- Opening Delimiter -

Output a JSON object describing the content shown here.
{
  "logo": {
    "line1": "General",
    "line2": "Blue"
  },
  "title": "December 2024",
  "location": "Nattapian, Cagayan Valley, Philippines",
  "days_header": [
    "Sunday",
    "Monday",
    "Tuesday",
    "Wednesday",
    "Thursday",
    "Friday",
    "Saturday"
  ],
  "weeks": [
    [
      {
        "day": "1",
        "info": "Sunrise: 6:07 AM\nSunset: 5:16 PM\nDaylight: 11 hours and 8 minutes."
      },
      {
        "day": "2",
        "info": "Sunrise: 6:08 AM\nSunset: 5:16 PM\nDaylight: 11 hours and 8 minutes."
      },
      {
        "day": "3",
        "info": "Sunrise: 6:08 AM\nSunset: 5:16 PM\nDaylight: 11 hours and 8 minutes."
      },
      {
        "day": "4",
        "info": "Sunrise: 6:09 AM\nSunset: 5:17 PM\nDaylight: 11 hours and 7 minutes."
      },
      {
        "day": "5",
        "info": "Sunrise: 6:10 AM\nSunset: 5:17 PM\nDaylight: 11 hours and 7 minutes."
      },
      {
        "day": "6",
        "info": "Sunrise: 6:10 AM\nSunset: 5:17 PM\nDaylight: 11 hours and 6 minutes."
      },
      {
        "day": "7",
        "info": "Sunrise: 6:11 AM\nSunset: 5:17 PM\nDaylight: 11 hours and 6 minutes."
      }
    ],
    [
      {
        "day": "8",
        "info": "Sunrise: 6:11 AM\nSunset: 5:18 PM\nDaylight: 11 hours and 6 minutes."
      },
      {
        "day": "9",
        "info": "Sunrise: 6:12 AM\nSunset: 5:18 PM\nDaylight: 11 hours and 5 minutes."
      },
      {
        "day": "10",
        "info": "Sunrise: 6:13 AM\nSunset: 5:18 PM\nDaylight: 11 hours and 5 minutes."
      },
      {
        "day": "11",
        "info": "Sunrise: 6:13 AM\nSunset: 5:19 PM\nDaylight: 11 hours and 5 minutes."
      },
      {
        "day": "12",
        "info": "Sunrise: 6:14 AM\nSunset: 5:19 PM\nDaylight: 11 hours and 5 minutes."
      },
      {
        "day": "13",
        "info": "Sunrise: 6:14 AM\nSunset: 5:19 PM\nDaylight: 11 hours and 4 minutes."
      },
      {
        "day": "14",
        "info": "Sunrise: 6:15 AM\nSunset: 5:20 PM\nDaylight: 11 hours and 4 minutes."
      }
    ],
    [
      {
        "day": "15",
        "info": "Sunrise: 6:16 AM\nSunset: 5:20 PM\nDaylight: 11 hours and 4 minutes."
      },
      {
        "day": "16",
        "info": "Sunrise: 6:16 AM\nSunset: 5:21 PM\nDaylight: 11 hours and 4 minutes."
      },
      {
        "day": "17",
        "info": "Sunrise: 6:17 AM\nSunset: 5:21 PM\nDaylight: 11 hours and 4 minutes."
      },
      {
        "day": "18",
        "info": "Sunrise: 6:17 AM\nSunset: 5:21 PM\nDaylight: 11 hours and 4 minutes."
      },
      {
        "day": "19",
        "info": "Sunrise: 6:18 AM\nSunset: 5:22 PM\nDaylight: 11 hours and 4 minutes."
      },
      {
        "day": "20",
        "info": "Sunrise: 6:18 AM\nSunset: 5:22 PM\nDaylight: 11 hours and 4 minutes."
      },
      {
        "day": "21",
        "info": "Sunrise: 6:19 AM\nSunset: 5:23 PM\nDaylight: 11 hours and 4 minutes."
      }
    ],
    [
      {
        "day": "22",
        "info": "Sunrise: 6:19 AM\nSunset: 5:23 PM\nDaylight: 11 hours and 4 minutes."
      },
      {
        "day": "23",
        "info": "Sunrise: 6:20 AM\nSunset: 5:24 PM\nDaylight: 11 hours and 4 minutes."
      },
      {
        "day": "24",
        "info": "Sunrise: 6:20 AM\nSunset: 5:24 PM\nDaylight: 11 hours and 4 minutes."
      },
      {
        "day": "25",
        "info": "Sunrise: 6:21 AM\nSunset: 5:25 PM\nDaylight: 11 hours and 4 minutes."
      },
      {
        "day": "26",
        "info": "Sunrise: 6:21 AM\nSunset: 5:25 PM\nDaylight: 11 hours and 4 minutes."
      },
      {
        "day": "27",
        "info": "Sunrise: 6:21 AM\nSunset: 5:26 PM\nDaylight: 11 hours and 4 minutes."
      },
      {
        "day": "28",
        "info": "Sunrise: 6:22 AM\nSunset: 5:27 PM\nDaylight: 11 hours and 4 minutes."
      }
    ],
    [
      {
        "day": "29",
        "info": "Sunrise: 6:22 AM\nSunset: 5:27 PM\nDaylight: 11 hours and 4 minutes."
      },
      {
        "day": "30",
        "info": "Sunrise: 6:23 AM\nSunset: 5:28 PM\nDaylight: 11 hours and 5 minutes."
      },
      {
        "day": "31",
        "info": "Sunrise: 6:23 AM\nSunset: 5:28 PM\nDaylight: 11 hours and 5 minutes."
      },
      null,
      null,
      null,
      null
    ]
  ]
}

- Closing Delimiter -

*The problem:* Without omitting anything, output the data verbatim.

*Response below:*
Output a JSON object describing the content shown here.
{
  "logo": {
    "line1": "General",
    "line2": "Blue"
  },
  "title": "December 2024",
  "location": "Nattapian, Cagayan Valley, Philippines",
  "days_header": [
    "Sunday",
    "Monday",
    "Tuesday",
    "Wednesday",
    "Thursday",
    "Friday",
    "Saturday"
  ],
  "weeks": [
    [
      {
        "day": "1",
        "info": "Sunrise: 6:07 AM\nSunset: 5:16 PM\nDaylight: 11 hours and 8 minutes."
      },
      {
        "day": "2",
        "info": "Sunrise: 6:08 AM\nSunset: 5:16 PM\nDaylight: 11 hours and 8 minutes."
      },
      {
        "day": "3",
        "info": "Sunrise: 6:08 AM\nSunset: 5:16 PM\nDaylight: 11 hours and 8 minutes."
      },
      {
        "day": "4",
        "info": "Sunrise: 6:09 AM\nSunset: 5:17 PM\nDaylight: 11 hours and 7 minutes."
      },
      {
        "day": "5",
        "info": "Sunrise: 6:10 AM\nSunset: 5:17 PM\nDaylight: 11 hours and 7 minutes."
      },
      {
        "day": "6",
        "info": "Sunrise: 6:10 AM\nSunset: 5:17 PM\nDaylight: 11 hours and 6 minutes."
      },
      {
        "day": "7",
        "info": "Sunrise: 6:11 AM\nSunset: 5:17 PM\nDaylight: 11 hours and 6 minutes."
      }
    ],
    [
      {
        "day": "8",
        "info": "Sunrise: 6:11 AM\nSunset: 5:18 PM\nDaylight: 11 hours and 6 minutes."
      },
      {
        "day": "9",
        "info": "Sunrise: 6:12 AM\nSunset: 5:18 PM\nDaylight: 11 hours and 5 minutes."
      },
      {
        "day": "10",
        "info": "Sunrise: 6:13 AM\nSunset: 5:18 PM\nDaylight: 11 hours and 5 minutes."
      },
      {
        "day": "11",
        "info": "Sunrise: 6:13 AM\nSunset: 5:19 PM\nDaylight: 11 hours and 5 minutes."
      },
      {
        "day": "12",
        "info": "Sunrise: 6:14 AM\nSunset: 5:19 PM\nDaylight: 11 hours and 5 minutes."
      },
      {
        "day": "13",
        "info": "Sunrise: 6:14 AM\nSunset: 5:19 PM\nDaylight: 11 hours and 4 minutes."
      },
      {
        "day": "14",
        "info": "Sunrise: 6:15 AM\nSunset: 5:20 PM\nDaylight: 11 hours and 4 minutes."
      }
    ],
    [
      {
        "day": "15",
        "info": "Sunrise: 6:16 AM\nSunset: 5:20 PM\nDaylight: 11 hours and 4 minutes."
      },
      {
        "day": "16",
        "info": "Sunrise: 6:16 AM\nSunset: 5:21 PM\nDaylight: 11 hours and 4 minutes."
      },
      {
        "day": "17",
        "info": "Sunrise: 6:17 AM\nSunset: 5:21 PM\nDaylight: 11 hours and 4 minutes."
      },
      {
        "day": "18",
        "info": "Sunrise: 6:17 AM\nSunset: 5:21 PM\nDaylight: 11 hours and 4 minutes."
      },
      {
        "day": "19",
        "info": "Sunrise: 6:18 AM\nSunset: 5:22 PM\nDaylight: 11 hours and 4 minutes."
      },
      {
        "day": "20",
        "info": "Sunrise: 6:18 AM\nSunset: 5:22 PM\nDaylight: 11 hours and 4 minutes."
      },
      {
        "day": "21",
        "info": "Sunrise: 6:19 AM\nSunset: 5:23 PM\nDaylight: 11 hours and 4 minutes."
      }
    ],
    [
      {
        "day": "22",
        "info": "Sunrise: 6:19 AM\nSunset: 5:23 PM\nDaylight: 11 hours and 4 minutes."
      },
      {
        "day": "23",
        "info": "Sunrise: 6:20 AM\nSunset: 5:24 PM\nDaylight: 11 hours and 4 minutes."
      },
      {
        "day": "24",
        "info": "Sunrise: 6:20 AM\nSunset: 5:24 PM\nDaylight: 11 hours and 4 minutes."
      },
      {
        "day": "25",
        "info": "Sunrise: 6:21 AM\nSunset: 5:25 PM\nDaylight: 11 hours and 4 minutes."
      },
      {
        "day": "26",
        "info": "Sunrise: 6:21 AM\nSunset: 5:25 PM\nDaylight: 11 hours and 4 minutes."
      },
      {
        "day": "27",
        "info": "Sunrise: 6:21 AM\nSunset: 5:26 PM\nDaylight: 11 hours and 4 minutes."
      },
      {
        "day": "28",
        "info": "Sunrise: 6:22 AM\nSunset: 5:27 PM\nDaylight: 11 hours and 4 minutes."
      }
    ],
    [
      {
        "day": "29",
        "info": "Sunrise: 6:22 AM\nSunset: 5:27 PM\nDaylight: 11 hours and 4 minutes."
      },
      {
        "day": "30",
        "info": "Sunrise: 6:23 AM\nSunset: 5:28 PM\nDaylight: 11 hours and 5 minutes."
      },
      {
        "day": "31",
        "info": "Sunrise: 6:23 AM\nSunset: 5:28 PM\nDaylight: 11 hours and 5 minutes."
      },
      null,
      null,
      null,
      null
    ]
  ]
}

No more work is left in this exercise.